In reading through the reflections, what strikes the reader is the way in which the ideas of the various thinkers complement each other. For example, St Thomas Aquinas explored at length the synthesis between faith and reason. St Albert the Great, a fellow Dominican, viewed science as revealing the handiwork of God, the creator, and thus saw no dispute between faith and science.
St Bonaventure, while recognising the importance of reason in theology, stressed the primacy of love: for him, a human being's ultimate end is to encounter God in love. The centrality of love is also a seminal theme in the writings of St Thérèse of Lisieux.
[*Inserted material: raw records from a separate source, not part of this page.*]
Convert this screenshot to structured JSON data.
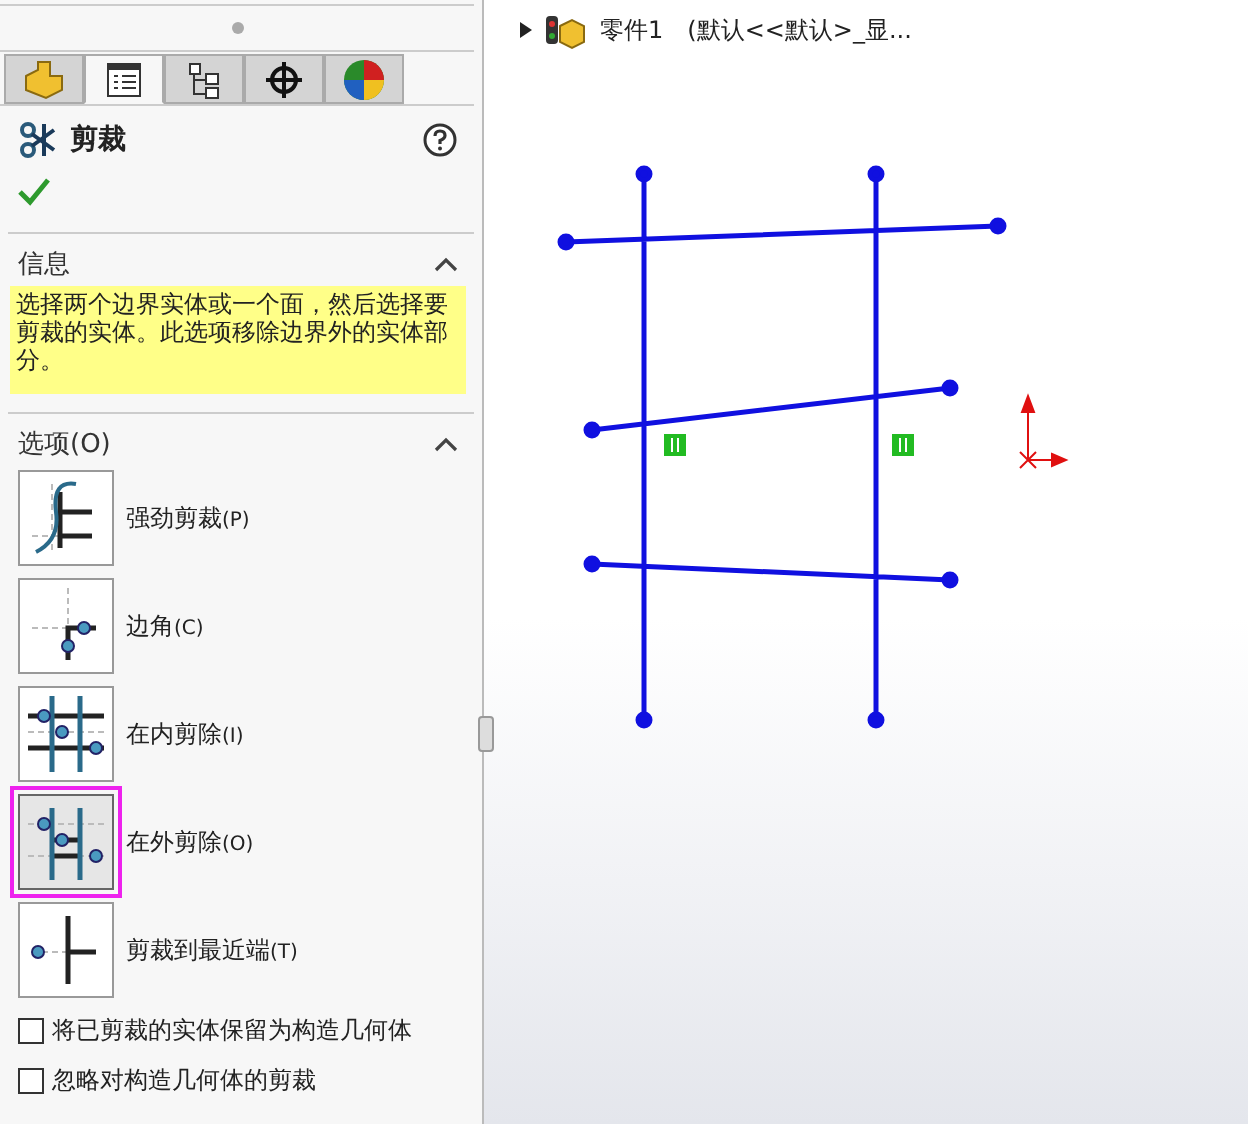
{
  "panel": {
    "tabs": [
      {
        "selected": false
      },
      {
        "selected": true
      },
      {
        "selected": false
      },
      {
        "selected": false
      },
      {
        "selected": false
      }
    ],
    "title": "剪裁",
    "info": {
      "heading": "信息",
      "text": "选择两个边界实体或一个面，然后选择要剪裁的实体。此选项移除边界外的实体部分。"
    },
    "options": {
      "heading": "选项(O)",
      "items": [
        {
          "label": "强劲剪裁",
          "key": "(P)",
          "selected": false
        },
        {
          "label": "边角",
          "key": "(C)",
          "selected": false
        },
        {
          "label": "在内剪除",
          "key": "(I)",
          "selected": false
        },
        {
          "label": "在外剪除",
          "key": "(O)",
          "selected": true
        },
        {
          "label": "剪裁到最近端",
          "key": "(T)",
          "selected": false
        }
      ]
    },
    "checkboxes": [
      {
        "label": "将已剪裁的实体保留为构造几何体",
        "checked": false
      },
      {
        "label": "忽略对构造几何体的剪裁",
        "checked": false
      }
    ]
  },
  "tree": {
    "name": "零件1",
    "config": "(默认<<默认>_显..."
  }
}
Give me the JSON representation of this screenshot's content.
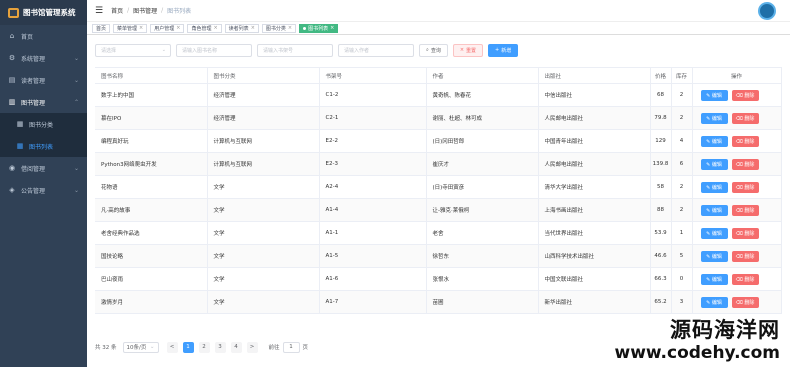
{
  "brand": {
    "title": "图书馆管理系统"
  },
  "sidebar": {
    "items": [
      {
        "label": "首页",
        "icon": "home-icon",
        "glyph": "⌂"
      },
      {
        "label": "系统管理",
        "icon": "gear-icon",
        "glyph": "⚙"
      },
      {
        "label": "读者管理",
        "icon": "reader-icon",
        "glyph": "▤"
      },
      {
        "label": "图书管理",
        "icon": "book-icon",
        "glyph": "▥"
      },
      {
        "label": "借阅管理",
        "icon": "borrow-icon",
        "glyph": "◉"
      },
      {
        "label": "公告管理",
        "icon": "notice-icon",
        "glyph": "◈"
      }
    ],
    "submenu": [
      {
        "label": "图书分类",
        "icon": "category-icon",
        "glyph": "▦"
      },
      {
        "label": "图书列表",
        "icon": "list-icon",
        "glyph": "▦"
      }
    ]
  },
  "breadcrumb": {
    "home": "首页",
    "section": "图书管理",
    "current": "图书列表"
  },
  "tags": [
    "首页",
    "菜单管理",
    "用户管理",
    "角色管理",
    "读者列表",
    "图书分类",
    "图书列表"
  ],
  "filters": {
    "select_placeholder": "请选择",
    "name_placeholder": "请输入图书名称",
    "code_placeholder": "请输入书架号",
    "author_placeholder": "请输入作者",
    "search_label": "查询",
    "reset_label": "重置",
    "add_label": "新增"
  },
  "table": {
    "columns": [
      "图书名称",
      "图书分类",
      "书架号",
      "作者",
      "出版社",
      "价格",
      "库存",
      "操作"
    ],
    "rows": [
      [
        "数字上的中国",
        "经济管理",
        "C1-2",
        "黄奇帆、陈春花",
        "中信出版社",
        "68",
        "2"
      ],
      [
        "慕在IPO",
        "经济管理",
        "C2-1",
        "谢丽、杜超、林可成",
        "人民邮电出版社",
        "79.8",
        "2"
      ],
      [
        "编程真好玩",
        "计算机与互联网",
        "E2-2",
        "(日)冈田哲郎",
        "中国青年出版社",
        "129",
        "4"
      ],
      [
        "Python3网络爬虫开发",
        "计算机与互联网",
        "E2-3",
        "崔庆才",
        "人民邮电出版社",
        "139.8",
        "6"
      ],
      [
        "花物语",
        "文学",
        "A2-4",
        "(日)寺田寅彦",
        "清华大学出版社",
        "58",
        "2"
      ],
      [
        "凡·高的故事",
        "文学",
        "A1-4",
        "让-雅克·莱俄柯",
        "上海书画出版社",
        "88",
        "2"
      ],
      [
        "老舍经典作品选",
        "文学",
        "A1-1",
        "老舍",
        "当代世界出版社",
        "53.9",
        "1"
      ],
      [
        "国技论略",
        "文学",
        "A1-5",
        "徐哲东",
        "山西科学技术出版社",
        "46.6",
        "5"
      ],
      [
        "巴山夜雨",
        "文学",
        "A1-6",
        "张恨水",
        "中国文联出版社",
        "66.3",
        "0"
      ],
      [
        "激情岁月",
        "文学",
        "A1-7",
        "苗圃",
        "新华出版社",
        "65.2",
        "3"
      ]
    ],
    "edit_label": "编辑",
    "delete_label": "删除"
  },
  "pagination": {
    "total_label": "共 32 条",
    "page_size": "10条/页",
    "prev": "<",
    "pages": [
      "1",
      "2",
      "3",
      "4"
    ],
    "next": ">",
    "goto_label": "前往",
    "goto_value": "1",
    "page_unit": "页"
  },
  "watermark": {
    "cn": "源码海洋网",
    "url": "www.codehy.com"
  },
  "colors": {
    "sidebar": "#304156",
    "primary": "#409eff",
    "danger": "#f56c6c",
    "active_tag": "#42b983"
  }
}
Other saints considered include St Francis de Sales, who demonstrated that all the faithful were called to grow in holiness according to their station in life.
What is particularly interesting about this volume is the significant number of women saints Benedict surveys, particularly from the High Middle Ages. While some, such as St Joan of Arc, are well known, others such as St Matilda, Marguerite d'Oingt and St Juliana are less familiar.
Another little known female saint, Catherine of Genoa, wrote extensively on her revelations about Purgatory, a timely reflection, given the de-emphasis on the reality of Purgatory in some sections of the Church today.
As with his previous volumes of reflections, Benedict writes in such a way as to make the life and thought of each holy person considered accessible to the average reader and this work does not presume a specialist theological education. Hence, it would be suitable reading in the Year of Faith, so as to deepen one's understanding of the significant contributions made by thinkers to Catholic theology and spirituality. It would also be a good basis for adult formation.
Michael Daniel is a Melbourne secondary school teacher.